The embattled Veterans Affairs Department is once again under scrutiny for potentially violating agency guidelines when treating patients—this time, failing to ensure that veterans with depression are receiving sufficient follow-up care after being prescribed anti-depressant medication.
That’s the conclusion of an investigation by the Government Accountability Office. The GAO reviewed patients being treated for depression at six separate VA medical centers and found that after the veterans received anti-depressants, their doctors did not conduct follow-up appointments within four to six weeks, as the VA requires
In its review, the GAO said that among all patients whose records were reviewed—almost none of them received check ups with doctors in the required time after they were given anti-depressant medication.
"Given the debilitating effect that depression can have on veterans' quality of life, VA's monitoring of veterans with [depression] is critical to ensuring they receive care that is associated with positive health care outcomes," GAO director of health care Randall Williamson said in congressional testimony this week. He went on to criticize the VA for not following its own guidelines to assure veterans receive sufficient treatment.
“This work illustrates, once again, a continuing pattern of VHA's [Veterans Health Administration] noncompliance with its own policies and established procedures,” Randall Williamson, the GAO's director of health care said in congressional testimony last week.
Separately, the GAP flagged the VA’s Behavioral Health Autopsy Program which is used to collect data on veterans that have committed suicide in order to inform policy decisions, saying it is plagued with inaccuracies.
Auditors said that the system had incorrect dates of death—sometimes off by one day, sometimes off by a whole year. The GAO said this made it nearly impossible to assess what kind of treatment they were provided.
President Trump’s 2020 budget includes up to $1.2 trillion in “potentially phantom revenues” — money that comes from taxes the administration opposes or from tax hikes that face strong opposition from businesses, The Wall Street Journal’s Richard Rubin reports, citing data from the Committee for a Responsible Federal Budget. That total, covering 2020 through 2029, includes as much as $390 billion in taxes created under the Affordable Care Act, which the president wants to repeal.

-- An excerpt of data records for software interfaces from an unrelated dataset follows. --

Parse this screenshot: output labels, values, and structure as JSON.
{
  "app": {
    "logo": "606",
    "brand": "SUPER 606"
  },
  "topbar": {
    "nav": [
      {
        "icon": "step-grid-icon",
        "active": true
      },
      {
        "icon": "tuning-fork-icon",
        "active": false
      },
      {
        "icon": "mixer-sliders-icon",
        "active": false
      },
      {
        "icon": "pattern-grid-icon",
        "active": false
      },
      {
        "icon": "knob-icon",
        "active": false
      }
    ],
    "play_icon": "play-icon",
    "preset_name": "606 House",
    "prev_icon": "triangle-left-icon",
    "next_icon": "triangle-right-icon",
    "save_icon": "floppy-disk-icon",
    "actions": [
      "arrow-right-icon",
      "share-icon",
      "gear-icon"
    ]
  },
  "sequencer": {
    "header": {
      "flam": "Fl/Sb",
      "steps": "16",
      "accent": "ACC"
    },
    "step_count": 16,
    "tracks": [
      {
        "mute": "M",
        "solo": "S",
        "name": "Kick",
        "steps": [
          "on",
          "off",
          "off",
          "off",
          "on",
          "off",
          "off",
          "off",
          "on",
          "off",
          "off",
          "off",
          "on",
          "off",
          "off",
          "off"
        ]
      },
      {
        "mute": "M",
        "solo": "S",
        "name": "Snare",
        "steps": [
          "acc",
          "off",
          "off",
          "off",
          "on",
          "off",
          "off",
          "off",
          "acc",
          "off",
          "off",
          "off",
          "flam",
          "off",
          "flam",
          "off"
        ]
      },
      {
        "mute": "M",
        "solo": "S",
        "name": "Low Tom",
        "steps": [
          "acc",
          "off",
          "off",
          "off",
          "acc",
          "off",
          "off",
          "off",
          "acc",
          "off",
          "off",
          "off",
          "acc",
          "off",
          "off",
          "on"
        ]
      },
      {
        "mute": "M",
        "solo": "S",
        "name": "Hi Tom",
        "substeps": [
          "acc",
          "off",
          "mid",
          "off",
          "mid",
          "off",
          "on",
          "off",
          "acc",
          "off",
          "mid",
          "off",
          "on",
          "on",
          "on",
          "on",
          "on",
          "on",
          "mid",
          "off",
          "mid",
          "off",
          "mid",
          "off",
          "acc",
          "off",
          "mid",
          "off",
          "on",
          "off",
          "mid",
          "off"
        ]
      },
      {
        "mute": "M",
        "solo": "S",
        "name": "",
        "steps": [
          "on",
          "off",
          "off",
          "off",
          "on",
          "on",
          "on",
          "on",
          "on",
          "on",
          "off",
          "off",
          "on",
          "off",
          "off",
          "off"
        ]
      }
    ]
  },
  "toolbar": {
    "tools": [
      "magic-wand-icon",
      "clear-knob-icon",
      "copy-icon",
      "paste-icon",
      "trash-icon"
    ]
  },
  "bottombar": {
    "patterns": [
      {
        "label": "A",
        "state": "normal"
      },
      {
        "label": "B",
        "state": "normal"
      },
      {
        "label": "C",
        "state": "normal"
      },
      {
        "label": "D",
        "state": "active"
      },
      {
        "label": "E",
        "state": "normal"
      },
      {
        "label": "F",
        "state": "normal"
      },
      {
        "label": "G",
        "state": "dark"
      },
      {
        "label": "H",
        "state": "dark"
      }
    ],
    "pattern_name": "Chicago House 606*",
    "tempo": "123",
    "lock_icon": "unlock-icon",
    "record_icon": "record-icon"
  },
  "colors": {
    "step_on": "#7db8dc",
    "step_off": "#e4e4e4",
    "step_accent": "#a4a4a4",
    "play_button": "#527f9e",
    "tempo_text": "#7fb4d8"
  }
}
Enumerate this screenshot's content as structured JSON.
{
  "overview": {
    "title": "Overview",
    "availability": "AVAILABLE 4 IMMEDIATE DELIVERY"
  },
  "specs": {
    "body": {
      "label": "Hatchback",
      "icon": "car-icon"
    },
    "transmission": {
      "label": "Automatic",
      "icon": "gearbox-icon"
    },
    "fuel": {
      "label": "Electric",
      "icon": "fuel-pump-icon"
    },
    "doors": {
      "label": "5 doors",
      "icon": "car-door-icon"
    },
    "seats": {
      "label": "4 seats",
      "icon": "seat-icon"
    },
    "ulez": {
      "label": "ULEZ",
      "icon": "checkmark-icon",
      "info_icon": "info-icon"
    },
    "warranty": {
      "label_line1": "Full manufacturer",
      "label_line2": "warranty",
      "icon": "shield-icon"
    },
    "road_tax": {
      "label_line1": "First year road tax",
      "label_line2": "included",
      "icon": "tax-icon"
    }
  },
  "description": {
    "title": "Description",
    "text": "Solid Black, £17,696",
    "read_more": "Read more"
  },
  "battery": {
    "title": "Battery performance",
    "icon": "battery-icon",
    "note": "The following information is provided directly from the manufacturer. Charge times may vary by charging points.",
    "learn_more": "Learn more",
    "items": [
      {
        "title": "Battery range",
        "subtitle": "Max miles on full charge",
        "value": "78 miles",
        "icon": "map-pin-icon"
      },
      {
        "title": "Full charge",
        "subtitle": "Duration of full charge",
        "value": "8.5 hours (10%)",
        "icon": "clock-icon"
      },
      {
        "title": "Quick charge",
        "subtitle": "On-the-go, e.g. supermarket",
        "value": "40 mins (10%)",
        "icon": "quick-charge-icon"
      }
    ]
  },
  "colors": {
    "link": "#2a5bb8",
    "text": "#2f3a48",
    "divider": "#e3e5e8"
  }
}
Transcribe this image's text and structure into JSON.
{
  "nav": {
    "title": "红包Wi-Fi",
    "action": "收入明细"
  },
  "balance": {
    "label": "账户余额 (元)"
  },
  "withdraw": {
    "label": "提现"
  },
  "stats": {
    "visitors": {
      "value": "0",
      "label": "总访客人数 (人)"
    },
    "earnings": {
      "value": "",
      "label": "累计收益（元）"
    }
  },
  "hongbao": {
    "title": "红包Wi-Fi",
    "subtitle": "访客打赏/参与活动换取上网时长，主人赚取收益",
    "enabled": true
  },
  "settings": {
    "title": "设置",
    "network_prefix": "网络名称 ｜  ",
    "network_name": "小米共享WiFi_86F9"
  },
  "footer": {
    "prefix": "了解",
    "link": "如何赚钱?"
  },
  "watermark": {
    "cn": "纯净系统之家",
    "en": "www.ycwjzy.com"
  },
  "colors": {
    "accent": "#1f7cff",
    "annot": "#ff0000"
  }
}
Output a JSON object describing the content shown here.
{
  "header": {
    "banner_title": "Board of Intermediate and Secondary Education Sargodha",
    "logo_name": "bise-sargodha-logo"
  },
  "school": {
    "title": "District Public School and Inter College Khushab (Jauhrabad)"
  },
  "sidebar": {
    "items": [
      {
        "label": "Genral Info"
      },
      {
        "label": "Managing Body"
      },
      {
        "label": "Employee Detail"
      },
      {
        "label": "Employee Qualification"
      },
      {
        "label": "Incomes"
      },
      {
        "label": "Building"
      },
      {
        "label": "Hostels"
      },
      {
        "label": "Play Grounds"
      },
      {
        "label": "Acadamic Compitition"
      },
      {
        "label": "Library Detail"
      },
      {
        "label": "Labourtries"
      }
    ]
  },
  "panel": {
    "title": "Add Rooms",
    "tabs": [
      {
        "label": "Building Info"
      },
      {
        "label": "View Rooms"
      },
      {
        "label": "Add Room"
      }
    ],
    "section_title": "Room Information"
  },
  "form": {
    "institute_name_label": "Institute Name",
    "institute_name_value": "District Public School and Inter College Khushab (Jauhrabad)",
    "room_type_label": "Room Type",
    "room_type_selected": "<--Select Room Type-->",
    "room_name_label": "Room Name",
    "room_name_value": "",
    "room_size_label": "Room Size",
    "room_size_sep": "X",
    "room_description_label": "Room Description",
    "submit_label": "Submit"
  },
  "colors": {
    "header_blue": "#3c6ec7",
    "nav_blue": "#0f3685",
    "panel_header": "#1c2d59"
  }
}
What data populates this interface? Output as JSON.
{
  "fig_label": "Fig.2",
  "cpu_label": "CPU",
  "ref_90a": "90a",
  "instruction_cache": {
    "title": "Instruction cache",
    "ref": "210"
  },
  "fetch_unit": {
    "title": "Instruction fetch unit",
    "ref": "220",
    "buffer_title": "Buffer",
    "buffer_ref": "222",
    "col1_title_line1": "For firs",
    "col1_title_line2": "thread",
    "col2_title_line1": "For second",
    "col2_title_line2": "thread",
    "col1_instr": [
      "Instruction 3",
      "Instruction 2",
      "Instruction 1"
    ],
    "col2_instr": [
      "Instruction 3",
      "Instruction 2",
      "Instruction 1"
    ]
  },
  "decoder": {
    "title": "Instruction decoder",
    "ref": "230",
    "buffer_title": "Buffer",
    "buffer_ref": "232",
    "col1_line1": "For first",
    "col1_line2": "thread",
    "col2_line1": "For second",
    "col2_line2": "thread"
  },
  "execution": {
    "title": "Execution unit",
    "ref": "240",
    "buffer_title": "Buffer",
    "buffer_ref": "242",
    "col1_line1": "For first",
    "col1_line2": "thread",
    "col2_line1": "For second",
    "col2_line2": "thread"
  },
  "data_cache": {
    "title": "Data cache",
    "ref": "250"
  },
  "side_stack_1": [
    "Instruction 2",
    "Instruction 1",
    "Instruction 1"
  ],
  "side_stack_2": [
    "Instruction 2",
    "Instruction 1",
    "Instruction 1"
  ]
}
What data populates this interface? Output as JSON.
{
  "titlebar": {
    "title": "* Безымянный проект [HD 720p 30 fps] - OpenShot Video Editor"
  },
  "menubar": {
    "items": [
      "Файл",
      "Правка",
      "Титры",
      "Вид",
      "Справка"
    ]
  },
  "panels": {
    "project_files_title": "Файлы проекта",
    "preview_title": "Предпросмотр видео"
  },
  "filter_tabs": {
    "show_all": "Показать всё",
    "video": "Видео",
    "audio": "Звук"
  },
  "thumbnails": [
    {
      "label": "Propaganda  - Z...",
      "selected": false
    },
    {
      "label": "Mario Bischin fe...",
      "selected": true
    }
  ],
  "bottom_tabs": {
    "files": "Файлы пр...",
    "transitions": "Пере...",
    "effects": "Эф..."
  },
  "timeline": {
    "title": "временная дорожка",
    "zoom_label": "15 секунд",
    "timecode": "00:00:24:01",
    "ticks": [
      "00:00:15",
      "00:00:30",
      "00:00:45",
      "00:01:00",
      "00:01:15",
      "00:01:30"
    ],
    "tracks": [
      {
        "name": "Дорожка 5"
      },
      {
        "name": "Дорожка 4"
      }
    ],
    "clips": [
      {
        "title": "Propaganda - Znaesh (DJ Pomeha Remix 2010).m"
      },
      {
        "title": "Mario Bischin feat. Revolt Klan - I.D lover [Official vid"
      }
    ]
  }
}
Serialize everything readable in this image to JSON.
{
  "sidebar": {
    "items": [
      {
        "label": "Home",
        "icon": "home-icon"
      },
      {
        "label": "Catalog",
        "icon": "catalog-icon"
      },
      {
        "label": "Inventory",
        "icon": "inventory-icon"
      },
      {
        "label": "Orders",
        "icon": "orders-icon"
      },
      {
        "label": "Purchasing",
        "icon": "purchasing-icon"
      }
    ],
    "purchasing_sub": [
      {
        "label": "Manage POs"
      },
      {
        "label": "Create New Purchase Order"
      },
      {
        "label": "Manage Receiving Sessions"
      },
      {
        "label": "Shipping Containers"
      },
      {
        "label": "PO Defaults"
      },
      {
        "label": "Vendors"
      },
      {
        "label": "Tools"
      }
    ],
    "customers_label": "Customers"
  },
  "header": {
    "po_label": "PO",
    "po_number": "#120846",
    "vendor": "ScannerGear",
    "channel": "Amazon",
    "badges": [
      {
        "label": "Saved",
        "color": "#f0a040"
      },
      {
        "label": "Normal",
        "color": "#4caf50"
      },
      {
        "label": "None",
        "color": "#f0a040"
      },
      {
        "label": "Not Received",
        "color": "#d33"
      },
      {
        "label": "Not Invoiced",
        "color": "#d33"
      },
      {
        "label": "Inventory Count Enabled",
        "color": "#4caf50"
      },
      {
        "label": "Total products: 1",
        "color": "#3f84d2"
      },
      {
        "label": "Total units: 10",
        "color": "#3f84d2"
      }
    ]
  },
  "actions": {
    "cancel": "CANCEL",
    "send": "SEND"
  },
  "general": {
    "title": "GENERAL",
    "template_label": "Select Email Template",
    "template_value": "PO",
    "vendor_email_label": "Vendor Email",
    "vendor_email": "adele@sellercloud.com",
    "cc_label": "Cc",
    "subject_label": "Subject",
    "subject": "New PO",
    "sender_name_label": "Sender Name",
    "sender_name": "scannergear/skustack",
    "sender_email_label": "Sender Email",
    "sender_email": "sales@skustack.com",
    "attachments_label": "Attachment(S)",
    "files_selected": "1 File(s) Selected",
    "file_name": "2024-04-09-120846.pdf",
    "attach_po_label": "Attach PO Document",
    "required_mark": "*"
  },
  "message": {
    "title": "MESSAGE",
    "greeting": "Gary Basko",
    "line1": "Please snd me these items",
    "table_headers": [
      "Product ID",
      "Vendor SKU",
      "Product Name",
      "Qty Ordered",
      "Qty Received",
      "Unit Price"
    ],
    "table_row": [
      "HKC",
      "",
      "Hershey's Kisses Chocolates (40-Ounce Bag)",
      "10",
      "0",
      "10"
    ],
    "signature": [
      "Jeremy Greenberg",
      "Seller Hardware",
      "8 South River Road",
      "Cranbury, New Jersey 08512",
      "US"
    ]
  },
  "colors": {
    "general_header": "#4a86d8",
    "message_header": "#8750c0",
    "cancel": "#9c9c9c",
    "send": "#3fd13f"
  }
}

The $1.2 trillion in questionable revenue projections is in addition to the White House budget’s projected deficits of $7.3 trillion for the 10-year period. That total is itself questionable, given that the president’s budget relies on optimistic assumptions about economic growth and some unrealistic spending cuts, meaning that the deficits could be significantly higher than projected.
Ben Ritz of the Progressive Policy Institute slams President Trump’s new budget:
“It would dismantle public investments that lay the foundation for economic growth, resulting in less innovation. It would shred the social safety net, resulting in more poverty. It would rip away access to affordable health care, resulting in more disease. It would cut taxes for the rich, resulting in more income inequality. It would bloat the defense budget, resulting in more wasteful spending. And all this would add up to a higher national debt than the policies in President Obama’s final budget proposal.”
Here’s Ritz’s breakdown of Trump’s proposed spending cuts to public investment in areas such as infrastructure, education and scientific research:
Since roughly the end of World War Two, individual income taxes in the U.S. have equaled about 8 percent of GDP. By contrast, the Tax Policy Center says, “corporate income tax revenues declined from 6% of GDP in 1950s to under 2% in the 1980s through the Great Recession, and have averaged 1.4% of GDP since then.”
Smaller refunds in the first few weeks of the current tax season were shaping up to be a political problem for Republicans, but new data from the IRS shows that the value of refund checks has snapped back and is now running 1.3 percent higher than last year. The average refund through February 23 last year was $3,103, while the average refund through February 22 of 2019 was $3,143 – a difference of $40. The chart below from J.P. Morgan shows how refunds performed over the last 3 years.